── Records for processing ──
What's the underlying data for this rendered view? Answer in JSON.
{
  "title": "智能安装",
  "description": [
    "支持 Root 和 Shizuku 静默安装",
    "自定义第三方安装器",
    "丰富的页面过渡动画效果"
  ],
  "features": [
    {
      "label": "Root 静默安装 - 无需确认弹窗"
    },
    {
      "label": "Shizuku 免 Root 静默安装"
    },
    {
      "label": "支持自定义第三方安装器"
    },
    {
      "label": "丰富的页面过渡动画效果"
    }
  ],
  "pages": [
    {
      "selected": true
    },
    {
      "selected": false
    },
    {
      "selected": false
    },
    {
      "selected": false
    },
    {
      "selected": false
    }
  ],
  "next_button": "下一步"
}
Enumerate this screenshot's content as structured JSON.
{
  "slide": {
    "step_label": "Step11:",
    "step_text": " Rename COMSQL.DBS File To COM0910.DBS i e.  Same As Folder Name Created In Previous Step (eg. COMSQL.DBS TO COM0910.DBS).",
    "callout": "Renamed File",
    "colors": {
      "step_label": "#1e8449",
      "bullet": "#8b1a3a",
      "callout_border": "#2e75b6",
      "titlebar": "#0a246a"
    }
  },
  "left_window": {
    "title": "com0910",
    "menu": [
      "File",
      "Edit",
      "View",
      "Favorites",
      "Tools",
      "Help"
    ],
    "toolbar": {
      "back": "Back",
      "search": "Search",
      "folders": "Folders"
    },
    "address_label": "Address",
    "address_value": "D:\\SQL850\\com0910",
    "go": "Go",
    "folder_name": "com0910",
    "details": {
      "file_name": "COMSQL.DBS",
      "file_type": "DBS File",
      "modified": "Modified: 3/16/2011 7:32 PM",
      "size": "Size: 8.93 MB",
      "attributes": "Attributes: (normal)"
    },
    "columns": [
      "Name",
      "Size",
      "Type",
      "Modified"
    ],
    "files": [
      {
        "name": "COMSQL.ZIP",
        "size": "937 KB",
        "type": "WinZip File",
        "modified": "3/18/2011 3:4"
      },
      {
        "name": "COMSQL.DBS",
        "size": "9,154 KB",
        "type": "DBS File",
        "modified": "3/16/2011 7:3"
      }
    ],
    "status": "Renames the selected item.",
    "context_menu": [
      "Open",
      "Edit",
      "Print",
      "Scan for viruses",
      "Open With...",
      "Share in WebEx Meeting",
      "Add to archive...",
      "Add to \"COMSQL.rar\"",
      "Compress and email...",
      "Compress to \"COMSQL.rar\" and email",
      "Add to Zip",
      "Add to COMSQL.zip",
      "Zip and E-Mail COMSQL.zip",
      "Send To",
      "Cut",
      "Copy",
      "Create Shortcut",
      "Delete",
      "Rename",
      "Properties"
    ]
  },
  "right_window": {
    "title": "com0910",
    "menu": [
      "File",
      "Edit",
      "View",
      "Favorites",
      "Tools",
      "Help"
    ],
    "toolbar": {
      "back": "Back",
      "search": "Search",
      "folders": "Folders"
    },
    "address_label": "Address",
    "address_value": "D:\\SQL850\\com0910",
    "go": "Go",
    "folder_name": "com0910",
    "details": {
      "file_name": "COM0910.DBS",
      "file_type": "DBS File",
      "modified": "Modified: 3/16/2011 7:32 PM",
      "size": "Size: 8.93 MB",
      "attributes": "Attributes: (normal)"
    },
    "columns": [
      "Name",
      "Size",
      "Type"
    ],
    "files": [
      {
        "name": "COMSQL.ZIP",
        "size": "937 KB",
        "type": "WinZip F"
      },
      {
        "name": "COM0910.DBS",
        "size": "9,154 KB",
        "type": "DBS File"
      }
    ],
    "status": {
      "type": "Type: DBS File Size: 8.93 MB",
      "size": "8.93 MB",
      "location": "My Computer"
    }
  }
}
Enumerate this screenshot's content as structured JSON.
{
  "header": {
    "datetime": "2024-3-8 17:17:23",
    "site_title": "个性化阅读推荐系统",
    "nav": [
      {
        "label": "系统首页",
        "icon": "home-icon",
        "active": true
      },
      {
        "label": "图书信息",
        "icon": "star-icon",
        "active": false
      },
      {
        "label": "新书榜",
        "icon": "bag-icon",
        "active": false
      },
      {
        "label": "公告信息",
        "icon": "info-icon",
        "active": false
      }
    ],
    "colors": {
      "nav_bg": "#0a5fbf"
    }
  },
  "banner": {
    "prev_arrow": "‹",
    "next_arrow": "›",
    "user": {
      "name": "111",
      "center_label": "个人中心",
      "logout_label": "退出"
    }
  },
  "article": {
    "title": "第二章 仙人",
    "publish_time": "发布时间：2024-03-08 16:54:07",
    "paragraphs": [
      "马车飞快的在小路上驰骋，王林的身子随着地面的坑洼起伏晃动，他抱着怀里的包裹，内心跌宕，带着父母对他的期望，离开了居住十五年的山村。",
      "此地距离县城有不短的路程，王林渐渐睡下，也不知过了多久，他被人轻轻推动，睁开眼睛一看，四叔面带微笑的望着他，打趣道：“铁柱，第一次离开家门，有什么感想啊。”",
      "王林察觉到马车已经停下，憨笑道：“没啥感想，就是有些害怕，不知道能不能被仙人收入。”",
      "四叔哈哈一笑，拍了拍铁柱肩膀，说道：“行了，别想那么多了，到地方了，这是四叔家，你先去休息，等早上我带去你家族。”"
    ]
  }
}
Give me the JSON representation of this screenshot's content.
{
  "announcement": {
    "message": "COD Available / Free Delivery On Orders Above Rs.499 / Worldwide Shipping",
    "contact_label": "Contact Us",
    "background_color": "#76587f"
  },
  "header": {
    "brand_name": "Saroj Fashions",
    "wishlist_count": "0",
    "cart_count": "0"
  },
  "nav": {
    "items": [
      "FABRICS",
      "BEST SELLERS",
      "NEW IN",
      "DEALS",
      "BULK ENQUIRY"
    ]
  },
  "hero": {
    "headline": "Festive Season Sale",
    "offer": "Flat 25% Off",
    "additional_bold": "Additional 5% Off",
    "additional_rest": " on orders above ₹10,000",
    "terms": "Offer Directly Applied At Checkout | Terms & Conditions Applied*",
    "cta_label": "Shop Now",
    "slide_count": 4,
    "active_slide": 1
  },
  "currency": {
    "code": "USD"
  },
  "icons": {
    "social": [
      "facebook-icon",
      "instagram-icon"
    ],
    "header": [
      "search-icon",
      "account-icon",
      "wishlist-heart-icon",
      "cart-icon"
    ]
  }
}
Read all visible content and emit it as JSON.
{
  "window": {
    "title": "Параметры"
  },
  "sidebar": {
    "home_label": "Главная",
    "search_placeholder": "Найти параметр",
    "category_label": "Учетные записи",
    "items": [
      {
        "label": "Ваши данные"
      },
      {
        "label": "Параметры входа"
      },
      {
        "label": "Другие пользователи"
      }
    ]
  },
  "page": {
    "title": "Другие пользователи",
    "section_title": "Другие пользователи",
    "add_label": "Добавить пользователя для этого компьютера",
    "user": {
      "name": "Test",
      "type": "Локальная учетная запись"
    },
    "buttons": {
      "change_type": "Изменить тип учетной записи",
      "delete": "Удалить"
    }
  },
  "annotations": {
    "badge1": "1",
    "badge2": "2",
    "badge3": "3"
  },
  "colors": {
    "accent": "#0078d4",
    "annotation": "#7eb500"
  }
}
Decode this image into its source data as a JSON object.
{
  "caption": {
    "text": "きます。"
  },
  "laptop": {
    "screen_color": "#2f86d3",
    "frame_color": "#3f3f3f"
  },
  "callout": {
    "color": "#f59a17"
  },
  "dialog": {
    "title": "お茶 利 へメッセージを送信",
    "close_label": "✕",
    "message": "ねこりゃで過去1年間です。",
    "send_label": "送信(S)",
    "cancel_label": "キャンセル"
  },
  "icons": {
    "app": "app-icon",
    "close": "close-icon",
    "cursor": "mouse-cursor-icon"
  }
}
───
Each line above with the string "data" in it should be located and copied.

What's the underlying data for this rendered view? Answer in JSON.
Decode this image into its source data as a JSON object.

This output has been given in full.